NASA announced that in case of an emergency, a Crew Dragon vehicle by SpaceX docked at the ISS can be used to bring extra crew members back to Earth. A coolant leak in a Soyuz spacecraft at the ISS prompted international space agencies to devise a plan for safe transport in the event of a future emergency. The plan involves launching a replacement Soyuz in February.

However, there were concerns about what would happen if an evacuation was needed before the replacement arrives. Typically, crew members would leave in the vehicles they traveled in, but the leak raises doubts about the Soyuz's safety for return.

The Soyuz spacecraft could overheat during re-entry if it lacks coolant, so the leaking Soyuz will return to Earth without crew, and its intended crew will use a replacement Soyuz. In an emergency evacuation, NASA astronaut Frank Rubio will travel in the SpaceX Crew Dragon with the four Crew-5 members, and Russian cosmonauts Sergey Prokopyev and Dmitri Petelin will travel in the leaking Soyuz to reduce heat load. Only in emergency situations. NASA and SpaceX verified the safety of using the Crew Dragon for 5 crew members instead of 4, by checking airflow, oxygen, and landing safety.

NASA and SpaceX are exploring options to increase the crew capacity of the Crew Dragon spacecraft. Currently, it has four seats on the upper deck and three cargo pallets on the lower deck, but the cargo area can be converted to accommodate two more crew members if needed. The Crew Dragon was initially designed to carry seven people, but three seats were later converted to cargo storage. According to SpaceX, the vehicle has enough life support to safely carry an additional crew member. The Crew Dragon is also equipped to handle potential impacts from meteoroids while docked at the ISS.
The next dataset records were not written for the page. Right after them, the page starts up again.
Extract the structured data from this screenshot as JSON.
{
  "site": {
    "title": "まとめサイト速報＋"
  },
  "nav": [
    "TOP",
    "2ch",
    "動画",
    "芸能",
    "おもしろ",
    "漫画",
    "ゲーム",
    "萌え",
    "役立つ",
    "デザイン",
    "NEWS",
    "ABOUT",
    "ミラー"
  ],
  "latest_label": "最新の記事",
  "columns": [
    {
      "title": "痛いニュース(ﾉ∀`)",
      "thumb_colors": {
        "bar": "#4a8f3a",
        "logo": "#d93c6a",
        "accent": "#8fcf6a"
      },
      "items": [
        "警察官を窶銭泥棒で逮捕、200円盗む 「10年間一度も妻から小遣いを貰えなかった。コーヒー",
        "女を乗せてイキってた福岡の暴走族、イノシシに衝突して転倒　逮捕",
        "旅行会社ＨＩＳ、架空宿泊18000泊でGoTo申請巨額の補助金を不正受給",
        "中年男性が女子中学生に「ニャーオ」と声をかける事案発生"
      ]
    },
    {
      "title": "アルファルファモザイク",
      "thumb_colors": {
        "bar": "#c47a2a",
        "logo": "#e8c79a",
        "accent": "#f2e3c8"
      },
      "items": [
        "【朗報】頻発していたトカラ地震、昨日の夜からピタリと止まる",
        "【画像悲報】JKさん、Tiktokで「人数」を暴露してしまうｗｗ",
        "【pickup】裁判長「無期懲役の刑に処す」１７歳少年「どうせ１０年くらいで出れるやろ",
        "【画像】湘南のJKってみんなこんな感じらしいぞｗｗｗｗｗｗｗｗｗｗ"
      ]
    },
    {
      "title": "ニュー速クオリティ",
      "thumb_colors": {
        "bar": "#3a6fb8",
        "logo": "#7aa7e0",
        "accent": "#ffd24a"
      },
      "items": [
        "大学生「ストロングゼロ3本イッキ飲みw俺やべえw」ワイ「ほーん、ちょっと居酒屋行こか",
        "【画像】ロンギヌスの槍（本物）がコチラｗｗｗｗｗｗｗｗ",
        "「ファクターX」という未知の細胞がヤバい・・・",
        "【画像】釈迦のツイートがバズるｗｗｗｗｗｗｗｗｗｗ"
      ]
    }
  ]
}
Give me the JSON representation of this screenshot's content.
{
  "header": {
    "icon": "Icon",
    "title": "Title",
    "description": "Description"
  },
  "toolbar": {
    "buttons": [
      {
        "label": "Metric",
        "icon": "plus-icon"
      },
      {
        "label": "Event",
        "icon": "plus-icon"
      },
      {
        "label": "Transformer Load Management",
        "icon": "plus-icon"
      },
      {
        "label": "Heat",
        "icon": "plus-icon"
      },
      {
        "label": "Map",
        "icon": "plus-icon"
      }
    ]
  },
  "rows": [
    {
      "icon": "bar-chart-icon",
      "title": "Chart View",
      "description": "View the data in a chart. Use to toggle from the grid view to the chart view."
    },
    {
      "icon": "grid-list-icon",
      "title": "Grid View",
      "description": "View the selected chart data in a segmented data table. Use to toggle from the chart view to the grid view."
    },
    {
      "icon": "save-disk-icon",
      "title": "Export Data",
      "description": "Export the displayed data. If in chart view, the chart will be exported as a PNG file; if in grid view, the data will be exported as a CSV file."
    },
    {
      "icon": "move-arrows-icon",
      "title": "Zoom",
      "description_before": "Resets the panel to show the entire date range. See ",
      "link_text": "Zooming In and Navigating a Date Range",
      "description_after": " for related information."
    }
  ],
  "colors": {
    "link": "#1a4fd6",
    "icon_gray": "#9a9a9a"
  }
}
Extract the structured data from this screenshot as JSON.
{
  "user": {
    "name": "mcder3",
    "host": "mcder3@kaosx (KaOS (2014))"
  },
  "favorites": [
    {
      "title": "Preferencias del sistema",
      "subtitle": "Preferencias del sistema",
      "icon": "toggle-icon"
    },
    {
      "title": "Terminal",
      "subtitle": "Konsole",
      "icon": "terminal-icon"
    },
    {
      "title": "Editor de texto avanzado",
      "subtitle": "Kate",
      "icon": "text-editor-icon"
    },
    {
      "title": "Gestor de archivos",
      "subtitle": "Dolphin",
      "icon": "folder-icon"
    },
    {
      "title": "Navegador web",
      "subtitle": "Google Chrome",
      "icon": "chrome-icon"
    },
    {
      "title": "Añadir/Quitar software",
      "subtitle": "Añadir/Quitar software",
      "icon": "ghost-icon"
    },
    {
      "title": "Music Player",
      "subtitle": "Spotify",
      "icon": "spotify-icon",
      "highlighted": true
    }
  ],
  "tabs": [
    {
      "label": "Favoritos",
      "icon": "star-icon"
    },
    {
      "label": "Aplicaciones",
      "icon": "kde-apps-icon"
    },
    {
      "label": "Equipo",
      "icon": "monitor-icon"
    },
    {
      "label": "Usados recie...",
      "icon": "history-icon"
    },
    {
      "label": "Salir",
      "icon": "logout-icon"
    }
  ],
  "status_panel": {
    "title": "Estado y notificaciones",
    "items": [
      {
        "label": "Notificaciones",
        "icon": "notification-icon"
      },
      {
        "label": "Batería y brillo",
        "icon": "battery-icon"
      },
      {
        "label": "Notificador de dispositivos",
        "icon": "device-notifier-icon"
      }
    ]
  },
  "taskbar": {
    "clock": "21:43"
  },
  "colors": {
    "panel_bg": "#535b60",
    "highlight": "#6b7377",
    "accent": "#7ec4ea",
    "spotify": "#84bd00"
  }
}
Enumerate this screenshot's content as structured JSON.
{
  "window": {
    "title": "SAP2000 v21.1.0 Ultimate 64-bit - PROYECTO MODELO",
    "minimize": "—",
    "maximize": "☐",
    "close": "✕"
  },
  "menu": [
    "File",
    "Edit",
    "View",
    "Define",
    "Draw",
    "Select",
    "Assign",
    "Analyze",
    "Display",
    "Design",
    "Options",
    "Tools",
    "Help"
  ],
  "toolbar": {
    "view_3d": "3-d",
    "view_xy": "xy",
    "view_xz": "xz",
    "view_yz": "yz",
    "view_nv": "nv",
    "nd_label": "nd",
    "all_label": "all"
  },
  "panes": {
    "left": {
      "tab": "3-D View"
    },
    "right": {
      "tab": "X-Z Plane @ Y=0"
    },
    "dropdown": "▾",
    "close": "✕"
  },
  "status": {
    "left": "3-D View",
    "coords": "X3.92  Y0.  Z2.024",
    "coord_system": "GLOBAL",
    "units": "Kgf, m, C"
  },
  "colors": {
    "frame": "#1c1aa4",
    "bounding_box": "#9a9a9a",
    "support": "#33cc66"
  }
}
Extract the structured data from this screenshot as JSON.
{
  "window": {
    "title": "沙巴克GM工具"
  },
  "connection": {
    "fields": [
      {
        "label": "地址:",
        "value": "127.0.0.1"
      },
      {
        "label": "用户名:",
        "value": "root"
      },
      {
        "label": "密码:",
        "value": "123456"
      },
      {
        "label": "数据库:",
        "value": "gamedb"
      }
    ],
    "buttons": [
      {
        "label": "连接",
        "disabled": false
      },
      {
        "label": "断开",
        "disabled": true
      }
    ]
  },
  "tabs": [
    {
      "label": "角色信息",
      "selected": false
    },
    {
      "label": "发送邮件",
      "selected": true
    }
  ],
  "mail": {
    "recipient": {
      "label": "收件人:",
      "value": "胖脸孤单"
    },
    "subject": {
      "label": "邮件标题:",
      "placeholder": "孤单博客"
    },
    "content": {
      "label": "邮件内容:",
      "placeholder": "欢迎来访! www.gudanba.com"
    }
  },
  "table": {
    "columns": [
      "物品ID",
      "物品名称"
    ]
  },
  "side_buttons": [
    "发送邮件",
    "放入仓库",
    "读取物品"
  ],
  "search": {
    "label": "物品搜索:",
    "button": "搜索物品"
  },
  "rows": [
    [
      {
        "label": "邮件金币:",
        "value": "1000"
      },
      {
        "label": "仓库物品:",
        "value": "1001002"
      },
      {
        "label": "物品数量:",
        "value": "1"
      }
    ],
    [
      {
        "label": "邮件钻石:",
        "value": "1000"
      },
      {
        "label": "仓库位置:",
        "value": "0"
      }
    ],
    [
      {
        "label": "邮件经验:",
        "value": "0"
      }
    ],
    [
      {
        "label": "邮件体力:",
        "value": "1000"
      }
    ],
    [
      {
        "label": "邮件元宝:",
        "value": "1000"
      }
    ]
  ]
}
Vehicle safety is ensured through weekly checkups and monthly inspections of docked Crew Dragons on the ISS. The station's robotic arm captures photos/videos of the craft before undocking. Although unlikely to be necessary, officials are prepared for any scenario with a backup plan while waiting for the replacement Soyuz. "We plan for the best, but prepare for the worst," says Kathryn Lueders, Space Operations Mission Directorate Associate Administrator.